Pat Buchanan, in his Dec. 3 Other Views column, Divorce, American style, correctly identifies the cultural chasms that divide Americans. But he fails to recognize the concrete harm they cause or to provide a solution to the problem. In the movie Lincoln, northern congressmen pass the 13th Amendment to end slavery, on a 119-56 vote. What if the states that voted against President Obama had been able to participate in 1865? America would surely be the last slave-holding nation on Earth today — if America still existed.
Philosophical differences don’t explain the 48 blacks killed in Memphis by white rioters in 1866 or the 40 blacks and radical Republicans murdered in New Orleans that year by a white mob for promoting suffrage for ex-slaves. The end of Reconstruction didn’t signal an ephemeral change in some cognitive process. Its end brought on a dark age of 100 years of persecution, disenfranchisement and oppression for black Americans.
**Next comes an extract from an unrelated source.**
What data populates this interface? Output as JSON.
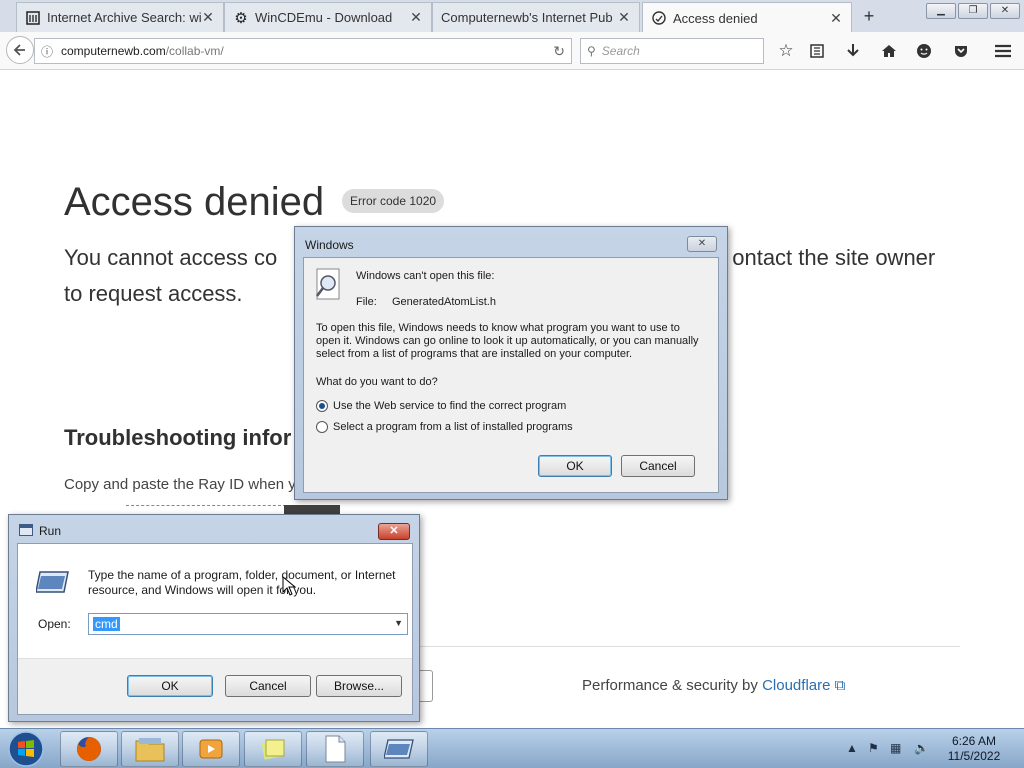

Buchanan’s problem is that he sees segregation as a solution to the problem: Let us all move to communities where people share our prejudices, politics and values. Surrendering to the fringe who want to secede from progress — Buchanan’s base — isn’t a solution. The solution is for people of vision, like Abraham Lincoln, to cobble together coalitions of fair-minded centrists who can save the American experiment.
The forces for disunity seem insurmountable. Congress has gerrymandered districts so thoroughly that Republicans won the House 233-201, even though Democrats came within 1 percent of winning the total House vote. MSNBC, Fox, Rush Limbaugh and a gaggle of radio flame-throwers exacerbate disunity. Bosnia, Darfur, the region of Palestine and our own American alienation and a myriad of intractable disputes suggest our “divorce” may be permanent.
History gives us innumerable examples of triumphant evil: the Inquisition, colonialism and Hitler, for instance. But it also gives us people who transcended evil: Mahatma Gandhi, Martin Luther King, Lincoln and many others. The impulse to secede is always among us, but the tide of history favors a Yes in answer answer to Rodney King’s question. Cultivated by prescient leaders, we can all get along.
James Wilson, Plantation